Data analysed by the Royal College of Psychiatrists shows that almost 400,000 children and 2.2 million adults sought help for mental health problems during the pandemic, with 1.68 million more mental health sessions delivered over the past year compared with the year before.
The head of the college is warning that the demand for services is reaching breaking point, with a "very real risk" they will be "overrun by the sheer volume of people needing help".
And the chief executive of a Leeds mental health charity says it is "critical" that young people's mental health needs are dealt with now, as "it could be many months or even years before we fully recognise the pandemic’s toll on our collective wellbeing".
Analysis of NHS Digital data suggests that while the Covid-19 crisis is affecting people of all ages, the under-18s are suffering most, the college said.
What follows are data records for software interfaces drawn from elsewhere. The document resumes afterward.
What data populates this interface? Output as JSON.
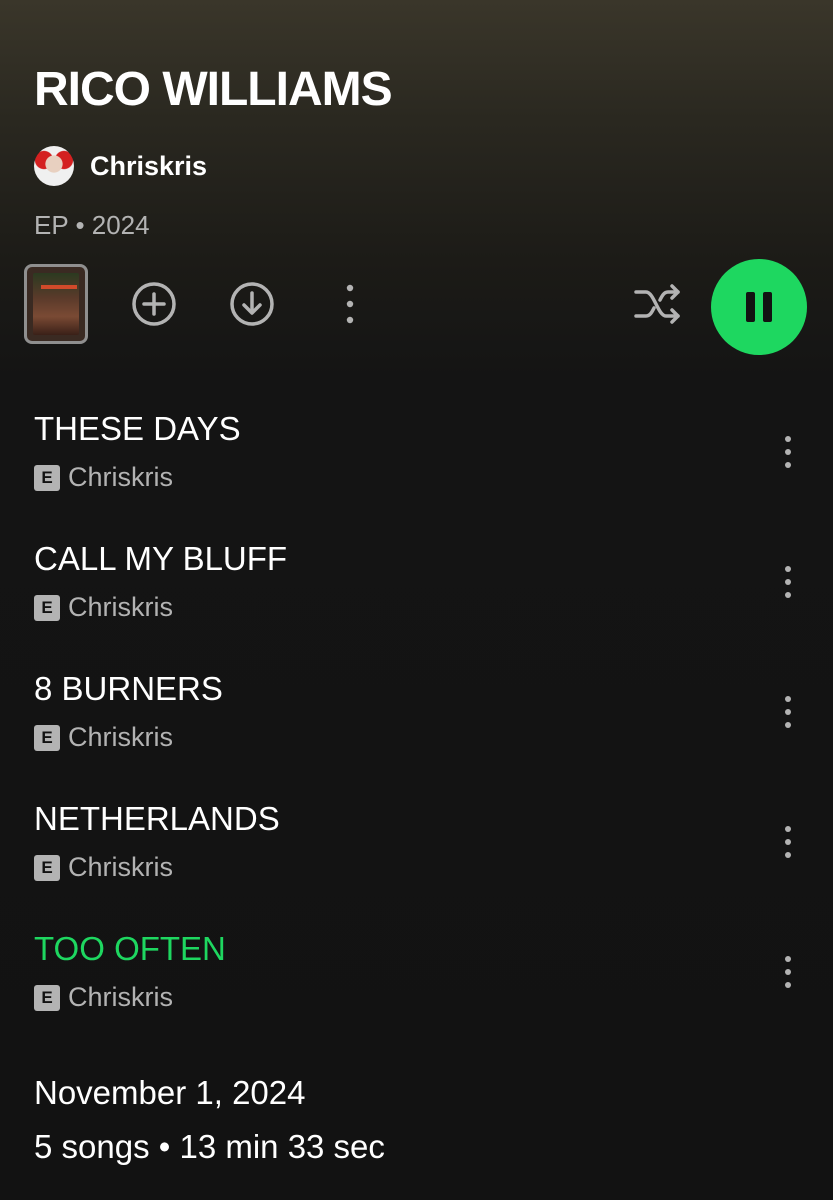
{
  "album": {
    "title": "RICO WILLIAMS",
    "artist": "Chriskris",
    "type": "EP",
    "separator": "•",
    "year": "2024",
    "meta": "EP • 2024"
  },
  "controls": {
    "cover_icon": "album-cover-thumbnail",
    "add_icon": "add-circle-icon",
    "download_icon": "download-circle-icon",
    "more_icon": "more-vertical-icon",
    "shuffle_icon": "shuffle-icon",
    "play_state_icon": "pause-icon"
  },
  "colors": {
    "accent": "#1ed760",
    "background": "#121212",
    "secondary_text": "#b3b3b3"
  },
  "tracks": [
    {
      "title": "THESE DAYS",
      "explicit": "E",
      "artist": "Chriskris",
      "playing": false
    },
    {
      "title": "CALL MY BLUFF",
      "explicit": "E",
      "artist": "Chriskris",
      "playing": false
    },
    {
      "title": "8 BURNERS",
      "explicit": "E",
      "artist": "Chriskris",
      "playing": false
    },
    {
      "title": "NETHERLANDS",
      "explicit": "E",
      "artist": "Chriskris",
      "playing": false
    },
    {
      "title": "TOO OFTEN",
      "explicit": "E",
      "artist": "Chriskris",
      "playing": true
    }
  ],
  "footer": {
    "release_date": "November 1, 2024",
    "summary": "5 songs • 13 min 33 sec"
  }
}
Some 80,226 more children and young people were referred to specialist mental health services between April and December last year, up by 28 per cent on the same months in 2019 to 372,438.
Meanwhile, 600,628 more treatment sessions were given to children and young people, up by a fifth on 2019 to 3.58 million.
Overall, 18,269 children and young people needed urgent or emergency crisis care, including assessments to see if they needed to be sectioned under mental health laws.
This is an increase of 18 per cent on the figures for 2019 and includes assessment for illnesses such as anorexia and other eating disorders.
The Royal College of Psychiatrists is calling for an additional £500 million in the Government's mental health recovery plan to urgently reach the front line.
This is on top of the existing planned investment in mental health services set out in the NHS Long Term Plan.
Dr Bernadka Dubicka, chairwoman of the child and adolescent faculty at the Royal College of Psychiatrists, said: "Our children and young people are bearing the brunt of the mental health crisis caused by the pandemic and are at risk of lifelong mental illness.
"As a frontline psychiatrist I've seen the devastating effect that school closures, disrupted friendships and the uncertainty caused by the pandemic have had on the mental health of our children and young people.
"Services were already struggling to cope with the number of children needing help before the pandemic hit, and they risk being overrun unless the Government ensures the promised money reaches the front line quickly."
Helen Kemp, Chief Executive of Leeds Mind said the trend was evident in local services in the city. Between April and August 2020 the charity's reception staff noted an increase in enquiries around young people’s mental health, mostly from worried parents or guardians.
She said its young people’s peer support group THRU (Talk, Relate, Help, Understand) is currently oversubscribed and many of its mental health workshops have been fully booked.
Ms Kemp said: "There is clearly a demand for mental health support in our young people locally.
"Over the past year, our young people’s peer support groups have often focused on anxieties around the pandemic – whether that was about social isolation, loneliness, disruption to education, or more recently, about the vaccine.
"There have also been lots of other big issues for young people to contend with as the rest of us have, for example, around racism or unemployment.
"We’ve also been seeing more interest from schools and other education institutions around the types of mental health support that we can offer to the young people in their learning community.
"No doubt this will be fuelled by Government confirming earlier this week that £79m of the £500m package for mental health services would be allocated to Children and Young People.
"While the additional detail and the package as a whole is clearly welcome, it could be many months or even years before we fully recognise the pandemic’s toll on our collective wellbeing. It is critical that we respond to children and young people’s mental health requirements now."
The data also show that adults are suffering, with more than one million additional treatment sessions given to adults between April and December last year (1,078,539), an increase of 8% on 2019.
Some 159,347 urgent or emergency crisis referrals were made for adults - an all-time high - and an increase of 2% on 2019.
Dr Adrian James, president of the Royal College of Psychiatrists, said: "The extent of the mental health crisis is terrifying, but it will likely get a lot worse before it gets better.
"Services are at a very real risk of being overrun by the sheer volume of people needing help with their mental illness.
"While the recent funding announcement is welcome, we need this money to reach mental health services as soon as possible to tackle this crisis."
Barnardo's chief executive Javed Khan said: "The coronavirus pandemic has felt like a lifetime for children and young people, and the negative effects could last a real lifetime if they do not have the right mental health support.
"We owe it to all children struggling with their mental health to use the pandemic as a catalyst for change and build a system that is radically better than the one we had before.
"That means moving towards an inclusive approach to children's mental health and wellbeing that embraces holistic support in schools and the community, digital services and alternative therapies alongside clinical care - with children and young people having their say in how these services are run."
Health minister Nadine Dorries said: "I am acutely aware of how difficult this pandemic has been for many, especially children and young people, and I remain absolutely committed to supporting the mental wellbeing of everyone.
"Early intervention and treatment is vital, and we are providing an extra £2.3 billion a year to mental health services, this will help an additional 345,000 children and young people access NHS-funded services or school and college-based support by 2023/24.
"Last month we announced a cross-government mental health recovery action plan, backed by an additional £500 million, specifically targeting those that have been most impacted by the pandemic including those with severe mental illness, young people, and frontline staff."